I am very excited to tell you that I am IN ENGLAND right now! I’m here with my boyfriend, visiting my parents in the countryside and then onto London to stay for a week, then a bit of travelling around to Oxford and Cambridge! I may not be able to make any updates until I’m back home, but will let you know if anything Florence-related happens!
Street Parties! Florence has been photographed attending various street parties.
This one was at Risinghill Street, Islington, London in celebration of the coronation of George VI in 1937.
London, by Reuel Golden
SO, I spotted this lovely on Florence’s bookshelf above her Christmas tree. I’ve been lusting after it for ages. London is a 'photographic journey through the history of this epic city.'
Taschen have the most sublime series of books. They have a store in London’s Chelsea that I visit whenever I’m there.
So Isa just instagrammed this at Florence’s house! I can see some more detectivey book work on the horizon…I recognise one new one already. Sorry I have been absent for so long!
I hope everyone is enjoying Christmas festivities! How gorgeous is Flo’s tree?
Hiiii guys! I’m currently recovering from the most intense time at uni (masters is HARD), but I will be back up and running soon!
:) Yvette x
Room 9: Detail of the Lounge Room
I wasn’t looking for this cushion, I just stumbled upon it on pinterest last week! Florence’s lounge room features a Timorous Beasties cushion.
I’m guessing Florence’s exact cushion has gone out of production, butit was part of their Ruskin collection and you can see very similar designs here.
As the US Vogue article on Flo’s house explains, Florence’s lounge room is avian-themed, so the lovely bird-motif on this cushion works perfectly. Also, a fun fact - wallpaper by Timorous Beasties was used on the set of BBC Sherlock!
Reblogging this post because new information has come to light! :)
Fulang-Chang and I, Frida Kahlo, 1937, MoMA
The final work instagrammed from Flo’s visit to MoMA! We know how much she loves Frida.

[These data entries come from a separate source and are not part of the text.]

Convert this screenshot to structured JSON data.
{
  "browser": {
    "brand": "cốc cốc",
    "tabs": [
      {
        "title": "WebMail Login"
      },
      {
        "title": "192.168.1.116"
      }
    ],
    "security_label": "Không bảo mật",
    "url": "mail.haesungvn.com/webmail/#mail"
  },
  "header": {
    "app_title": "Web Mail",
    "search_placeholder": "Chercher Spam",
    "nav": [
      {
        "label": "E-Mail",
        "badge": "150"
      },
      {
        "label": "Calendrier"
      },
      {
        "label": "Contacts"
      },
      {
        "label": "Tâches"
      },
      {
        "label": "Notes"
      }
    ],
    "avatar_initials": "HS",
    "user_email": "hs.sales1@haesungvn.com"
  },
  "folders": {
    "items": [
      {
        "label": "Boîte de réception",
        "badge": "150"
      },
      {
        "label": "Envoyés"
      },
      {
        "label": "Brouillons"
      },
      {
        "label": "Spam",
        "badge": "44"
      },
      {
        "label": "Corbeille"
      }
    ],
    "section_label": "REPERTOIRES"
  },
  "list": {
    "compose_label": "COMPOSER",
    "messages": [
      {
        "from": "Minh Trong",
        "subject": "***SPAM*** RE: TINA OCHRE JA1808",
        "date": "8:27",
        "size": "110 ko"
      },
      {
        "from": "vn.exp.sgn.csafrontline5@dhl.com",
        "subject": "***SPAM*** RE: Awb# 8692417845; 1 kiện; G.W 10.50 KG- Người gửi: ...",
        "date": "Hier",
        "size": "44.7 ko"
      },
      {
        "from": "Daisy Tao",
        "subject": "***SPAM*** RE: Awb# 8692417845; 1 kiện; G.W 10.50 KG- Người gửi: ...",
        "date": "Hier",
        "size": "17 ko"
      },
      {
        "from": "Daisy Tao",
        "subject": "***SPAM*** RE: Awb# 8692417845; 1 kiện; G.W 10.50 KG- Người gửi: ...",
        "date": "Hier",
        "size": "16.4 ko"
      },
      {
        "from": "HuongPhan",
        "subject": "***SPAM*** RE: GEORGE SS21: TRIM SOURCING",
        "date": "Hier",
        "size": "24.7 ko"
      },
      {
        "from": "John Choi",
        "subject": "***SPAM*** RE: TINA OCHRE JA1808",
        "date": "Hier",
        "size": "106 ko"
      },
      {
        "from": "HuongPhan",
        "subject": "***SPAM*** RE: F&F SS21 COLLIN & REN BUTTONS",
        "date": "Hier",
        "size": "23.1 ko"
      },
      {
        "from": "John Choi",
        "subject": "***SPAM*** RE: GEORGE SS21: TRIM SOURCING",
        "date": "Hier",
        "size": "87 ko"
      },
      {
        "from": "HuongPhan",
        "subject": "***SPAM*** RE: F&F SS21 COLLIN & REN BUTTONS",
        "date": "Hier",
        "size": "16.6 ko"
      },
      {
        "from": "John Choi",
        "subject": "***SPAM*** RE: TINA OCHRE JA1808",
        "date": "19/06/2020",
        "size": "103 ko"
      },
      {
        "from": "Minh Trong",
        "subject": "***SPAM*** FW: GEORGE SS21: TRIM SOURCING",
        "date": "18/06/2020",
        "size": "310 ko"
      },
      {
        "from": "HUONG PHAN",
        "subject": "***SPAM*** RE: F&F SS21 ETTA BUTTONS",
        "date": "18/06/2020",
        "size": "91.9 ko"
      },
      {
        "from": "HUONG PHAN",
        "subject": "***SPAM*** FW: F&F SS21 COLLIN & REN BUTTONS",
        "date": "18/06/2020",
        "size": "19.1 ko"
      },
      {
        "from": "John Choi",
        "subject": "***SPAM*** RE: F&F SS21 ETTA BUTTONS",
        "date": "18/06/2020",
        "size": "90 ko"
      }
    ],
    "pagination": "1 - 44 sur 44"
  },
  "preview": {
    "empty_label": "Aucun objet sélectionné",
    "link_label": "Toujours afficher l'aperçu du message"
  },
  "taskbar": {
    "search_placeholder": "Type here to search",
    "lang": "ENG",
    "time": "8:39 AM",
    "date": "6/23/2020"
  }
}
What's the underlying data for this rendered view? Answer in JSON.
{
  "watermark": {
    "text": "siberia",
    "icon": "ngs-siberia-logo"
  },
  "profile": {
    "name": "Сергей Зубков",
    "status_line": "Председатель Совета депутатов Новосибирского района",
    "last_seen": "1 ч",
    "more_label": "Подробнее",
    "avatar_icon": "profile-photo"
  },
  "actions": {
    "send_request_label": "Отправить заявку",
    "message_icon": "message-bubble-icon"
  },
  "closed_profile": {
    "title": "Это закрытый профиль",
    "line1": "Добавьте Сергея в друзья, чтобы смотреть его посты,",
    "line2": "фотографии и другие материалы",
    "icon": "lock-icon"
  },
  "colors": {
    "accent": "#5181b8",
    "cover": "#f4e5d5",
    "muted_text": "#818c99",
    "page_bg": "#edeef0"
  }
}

Fulang-Chang and I depicts Kahlo with one of her pet monkeys, interpreted by many as surrogates for the children she and Diego Rivera were unable to conceive. The painting was included in the first major exhibition of her work, held at Julien Levy Gallery in New York in 1938. In the essay that accompanied the show, the Surrealist leader André Breton described Kahlo’s work as “a ribbon around a bomb” and hailed her as a self-created Surrealist painter. Although she appreciated his enthusiasm for her work, Kahlo did not agree with his assessment: “They thought I was a Surrealist but I wasn’t. I never painted dreams. I painted my own reality.” Kahlo later gave this painting to her close friend Mary Sklar, attaching a mirror to it so that, if Sklar chose, the two friends could be together.
Periwinkles/Moroccan Garden, Henri Matisse, 1912, MoMA
This is another work that Florence instagrammed whilst at MoMA.
Matisse was a 20th Century French artist. He worked during the time of Picasso and Duchamp and his art signaled a groundbreaking moment in modern art. He is known for his mastery of colour.
Portrait of Joseph Roulin, Vincent Van Gogh, 1889, MoMA
Florence saw this painting earlier in the year when she visited New York’s Museum of Modern Art (she instagrammed the work). Van Gogh is so wonderful.
This portrait of Joseph Roulin is one of six van Gogh painted of his close friend, a postal employee in the southern French town of Arles, a fifteen-hour train ride from Paris. Van Gogh had moved to Arles in 1888, hoping to create an artists cooperative there. The plan never came to fruition, and the artist became lonely and isolated. He found comfort and companionship with the Roulin family, and they are the subjects of many of his paintings. In this portrait, Roulin is depicted in the uniform he always wore proudly, set against an imaginative backdrop of swirling flowers. In a letter to his brother Theo, the artist wrote that, of all genres, “the modern portrait” excited him the most: “I want to paint men and women with that something of the eternal which the halo used to symbolize, and which we try to convey by the actual radiance and vibration of our coloring.